The following post began as an email message about an article published in the New York Times the first weekend of February. Apparently, I saved the message draft, but forgot to finish and send it. Upon finding it this afternoon, I thought the content more appropriate as a blog post, and I have edited it accordingly.
Schwarz, Alan. “Drown in a Stream of Prescriptions.” New York Times. February 3, 2013.
As someone who takes stimulant medication for AD/HD, I am ambivalent about this kind of media attention. Each person reads such an article with preexistent bias. For some it reinforces the belief that these medications are dangerous. For others it serves as evidence of fear-mongering and the stigmatization of mental ill-health by news media.
Here the subject is the abuse of stimulant medications prescribed for AD/HD, or perhaps, more broadly, the responsibility of psychiatrists and other mental health professionals for the health and safety of those in their care. However, regardless of the topic, so long as it is contentious, the same pattern ensues.
Each side selects a few facts to justify its position and to defend against the opposition. These selections have little to do with the information's relevance to the wider population. The driving question is “Will people react to this information with emotion?” As a result, the information chosen tends to concern only a few specific individuals. Information lacking sufficient emotional “punch,” even if relevant to far more people, goes unmentioned.
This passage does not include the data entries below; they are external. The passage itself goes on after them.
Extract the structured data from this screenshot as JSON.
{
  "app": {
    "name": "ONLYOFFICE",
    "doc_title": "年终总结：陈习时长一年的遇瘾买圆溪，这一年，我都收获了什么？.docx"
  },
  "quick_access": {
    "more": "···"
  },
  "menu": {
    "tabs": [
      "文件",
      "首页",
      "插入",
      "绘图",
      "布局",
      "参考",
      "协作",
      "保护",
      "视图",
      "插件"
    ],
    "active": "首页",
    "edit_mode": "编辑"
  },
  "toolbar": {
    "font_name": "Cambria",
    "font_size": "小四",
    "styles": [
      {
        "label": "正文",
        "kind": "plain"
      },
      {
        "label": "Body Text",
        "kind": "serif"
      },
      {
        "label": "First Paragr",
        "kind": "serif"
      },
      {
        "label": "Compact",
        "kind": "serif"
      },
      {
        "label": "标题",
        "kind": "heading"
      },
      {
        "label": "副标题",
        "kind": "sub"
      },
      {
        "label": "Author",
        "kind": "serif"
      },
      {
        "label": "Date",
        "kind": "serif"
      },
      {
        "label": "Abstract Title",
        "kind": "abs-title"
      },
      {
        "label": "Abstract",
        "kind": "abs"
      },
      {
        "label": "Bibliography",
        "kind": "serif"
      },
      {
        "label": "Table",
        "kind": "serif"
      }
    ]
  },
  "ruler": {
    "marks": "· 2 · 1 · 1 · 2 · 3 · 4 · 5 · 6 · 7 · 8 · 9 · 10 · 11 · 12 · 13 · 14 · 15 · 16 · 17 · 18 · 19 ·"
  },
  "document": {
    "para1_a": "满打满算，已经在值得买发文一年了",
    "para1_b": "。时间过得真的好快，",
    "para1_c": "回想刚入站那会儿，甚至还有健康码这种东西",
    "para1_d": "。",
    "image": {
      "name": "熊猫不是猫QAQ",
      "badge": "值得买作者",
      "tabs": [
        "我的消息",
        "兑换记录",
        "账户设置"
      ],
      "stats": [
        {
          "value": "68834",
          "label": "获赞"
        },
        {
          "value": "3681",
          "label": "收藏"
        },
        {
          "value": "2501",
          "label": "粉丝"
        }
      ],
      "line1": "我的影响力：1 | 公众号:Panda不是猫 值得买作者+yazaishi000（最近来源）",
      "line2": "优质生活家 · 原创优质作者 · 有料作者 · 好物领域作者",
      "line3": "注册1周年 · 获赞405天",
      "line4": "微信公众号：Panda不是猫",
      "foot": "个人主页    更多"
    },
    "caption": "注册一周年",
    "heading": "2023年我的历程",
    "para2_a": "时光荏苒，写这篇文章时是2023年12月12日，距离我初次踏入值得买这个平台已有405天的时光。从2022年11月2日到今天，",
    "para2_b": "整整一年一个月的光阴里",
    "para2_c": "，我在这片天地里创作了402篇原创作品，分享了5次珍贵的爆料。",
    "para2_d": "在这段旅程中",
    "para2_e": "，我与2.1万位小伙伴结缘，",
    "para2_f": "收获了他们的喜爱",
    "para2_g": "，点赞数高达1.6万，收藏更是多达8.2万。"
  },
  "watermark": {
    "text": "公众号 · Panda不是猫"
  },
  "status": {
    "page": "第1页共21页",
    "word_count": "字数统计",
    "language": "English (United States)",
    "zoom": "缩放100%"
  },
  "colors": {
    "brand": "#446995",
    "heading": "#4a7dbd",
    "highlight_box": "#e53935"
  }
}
The rift between sides grows larger. Meaningful conversations about the issue become less common. The information that is useful and relevant to the most people gets the least circulation.